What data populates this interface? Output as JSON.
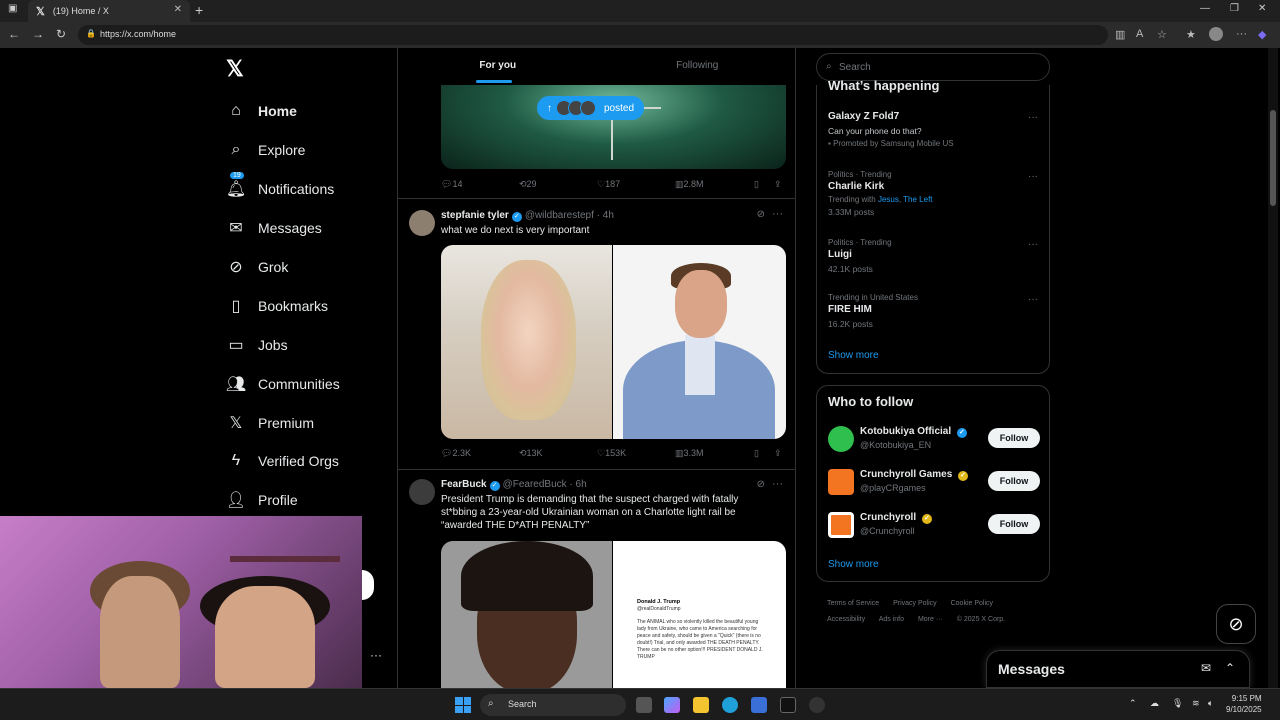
{
  "browser": {
    "tab_title": "(19) Home / X",
    "url": "https://x.com/home"
  },
  "nav": {
    "items": [
      {
        "label": "Home"
      },
      {
        "label": "Explore"
      },
      {
        "label": "Notifications",
        "badge": "19"
      },
      {
        "label": "Messages"
      },
      {
        "label": "Grok"
      },
      {
        "label": "Bookmarks"
      },
      {
        "label": "Jobs"
      },
      {
        "label": "Communities"
      },
      {
        "label": "Premium"
      },
      {
        "label": "Verified Orgs"
      },
      {
        "label": "Profile"
      }
    ]
  },
  "feed": {
    "tabs": [
      "For you",
      "Following"
    ],
    "posted_pill": "posted",
    "post1_actions": {
      "replies": "14",
      "reposts": "29",
      "likes": "187",
      "views": "2.8M"
    },
    "post2": {
      "name": "stepfanie tyler",
      "handle": "@wildbarestepf",
      "time": "· 4h",
      "text": "what we do next is very important",
      "actions": {
        "replies": "2.3K",
        "reposts": "13K",
        "likes": "153K",
        "views": "3.3M"
      }
    },
    "post3": {
      "name": "FearBuck",
      "handle": "@FearedBuck",
      "time": "· 6h",
      "text": "President Trump is demanding that the suspect charged with fatally st*bbing a 23-year-old Ukrainian woman on a Charlotte light rail be “awarded THE D*ATH PENALTY”",
      "embed_name": "Donald J. Trump",
      "embed_handle": "@realDonaldTrump",
      "embed_text": "The ANIMAL who so violently killed the beautiful young lady from Ukraine, who came to America searching for peace and safety, should be given a \"Quick\" (there is no doubt!) Trial, and only awarded THE DEATH PENALTY. There can be no other option!!! PRESIDENT DONALD J. TRUMP"
    }
  },
  "right": {
    "search_placeholder": "Search",
    "whats_happening": "What’s happening",
    "trends": [
      {
        "context": "",
        "title": "Galaxy Z Fold7",
        "sub": "Can your phone do that?",
        "promo": "Promoted by Samsung Mobile US"
      },
      {
        "context": "Politics · Trending",
        "title": "Charlie Kirk",
        "sub_prefix": "Trending with ",
        "links": [
          "Jesus",
          "The Left"
        ],
        "count": "3.33M posts"
      },
      {
        "context": "Politics · Trending",
        "title": "Luigi",
        "count": "42.1K posts"
      },
      {
        "context": "Trending in United States",
        "title": "FIRE HIM",
        "count": "16.2K posts"
      }
    ],
    "show_more": "Show more",
    "who_to_follow": "Who to follow",
    "follow_suggestions": [
      {
        "name": "Kotobukiya Official",
        "handle": "@Kotobukiya_EN",
        "button": "Follow"
      },
      {
        "name": "Crunchyroll Games",
        "handle": "@playCRgames",
        "button": "Follow"
      },
      {
        "name": "Crunchyroll",
        "handle": "@Crunchyroll",
        "button": "Follow"
      }
    ],
    "footer": [
      "Terms of Service",
      "Privacy Policy",
      "Cookie Policy",
      "Accessibility",
      "Ads info",
      "More ···",
      "© 2025 X Corp."
    ]
  },
  "messages_drawer": {
    "title": "Messages"
  },
  "taskbar": {
    "search": "Search",
    "time": "9:15 PM",
    "date": "9/10/2025"
  },
  "colors": {
    "accent": "#1d9bf0",
    "bg": "#000000",
    "border": "#2f3336"
  }
}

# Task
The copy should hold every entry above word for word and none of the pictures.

# Problem solution
What data populates this interface? Output as JSON.
{
  "browser": {
    "tab_title": "(19) Home / X",
    "url": "https://x.com/home"
  },
  "nav": {
    "items": [
      {
        "label": "Home"
      },
      {
        "label": "Explore"
      },
      {
        "label": "Notifications",
        "badge": "19"
      },
      {
        "label": "Messages"
      },
      {
        "label": "Grok"
      },
      {
        "label": "Bookmarks"
      },
      {
        "label": "Jobs"
      },
      {
        "label": "Communities"
      },
      {
        "label": "Premium"
      },
      {
        "label": "Verified Orgs"
      },
      {
        "label": "Profile"
      }
    ]
  },
  "feed": {
    "tabs": [
      "For you",
      "Following"
    ],
    "posted_pill": "posted",
    "post1_actions": {
      "replies": "14",
      "reposts": "29",
      "likes": "187",
      "views": "2.8M"
    },
    "post2": {
      "name": "stepfanie tyler",
      "handle": "@wildbarestepf",
      "time": "· 4h",
      "text": "what we do next is very important",
      "actions": {
        "replies": "2.3K",
        "reposts": "13K",
        "likes": "153K",
        "views": "3.3M"
      }
    },
    "post3": {
      "name": "FearBuck",
      "handle": "@FearedBuck",
      "time": "· 6h",
      "text": "President Trump is demanding that the suspect charged with fatally st*bbing a 23-year-old Ukrainian woman on a Charlotte light rail be “awarded THE D*ATH PENALTY”",
      "embed_name": "Donald J. Trump",
      "embed_handle": "@realDonaldTrump",
      "embed_text": "The ANIMAL who so violently killed the beautiful young lady from Ukraine, who came to America searching for peace and safety, should be given a \"Quick\" (there is no doubt!) Trial, and only awarded THE DEATH PENALTY. There can be no other option!!! PRESIDENT DONALD J. TRUMP"
    }
  },
  "right": {
    "search_placeholder": "Search",
    "whats_happening": "What’s happening",
    "trends": [
      {
        "context": "",
        "title": "Galaxy Z Fold7",
        "sub": "Can your phone do that?",
        "promo": "Promoted by Samsung Mobile US"
      },
      {
        "context": "Politics · Trending",
        "title": "Charlie Kirk",
        "sub_prefix": "Trending with ",
        "links": [
          "Jesus",
          "The Left"
        ],
        "count": "3.33M posts"
      },
      {
        "context": "Politics · Trending",
        "title": "Luigi",
        "count": "42.1K posts"
      },
      {
        "context": "Trending in United States",
        "title": "FIRE HIM",
        "count": "16.2K posts"
      }
    ],
    "show_more": "Show more",
    "who_to_follow": "Who to follow",
    "follow_suggestions": [
      {
        "name": "Kotobukiya Official",
        "handle": "@Kotobukiya_EN",
        "button": "Follow"
      },
      {
        "name": "Crunchyroll Games",
        "handle": "@playCRgames",
        "button": "Follow"
      },
      {
        "name": "Crunchyroll",
        "handle": "@Crunchyroll",
        "button": "Follow"
      }
    ],
    "footer": [
      "Terms of Service",
      "Privacy Policy",
      "Cookie Policy",
      "Accessibility",
      "Ads info",
      "More ···",
      "© 2025 X Corp."
    ]
  },
  "messages_drawer": {
    "title": "Messages"
  },
  "taskbar": {
    "search": "Search",
    "time": "9:15 PM",
    "date": "9/10/2025"
  },
  "colors": {
    "accent": "#1d9bf0",
    "bg": "#000000",
    "border": "#2f3336"
  }
}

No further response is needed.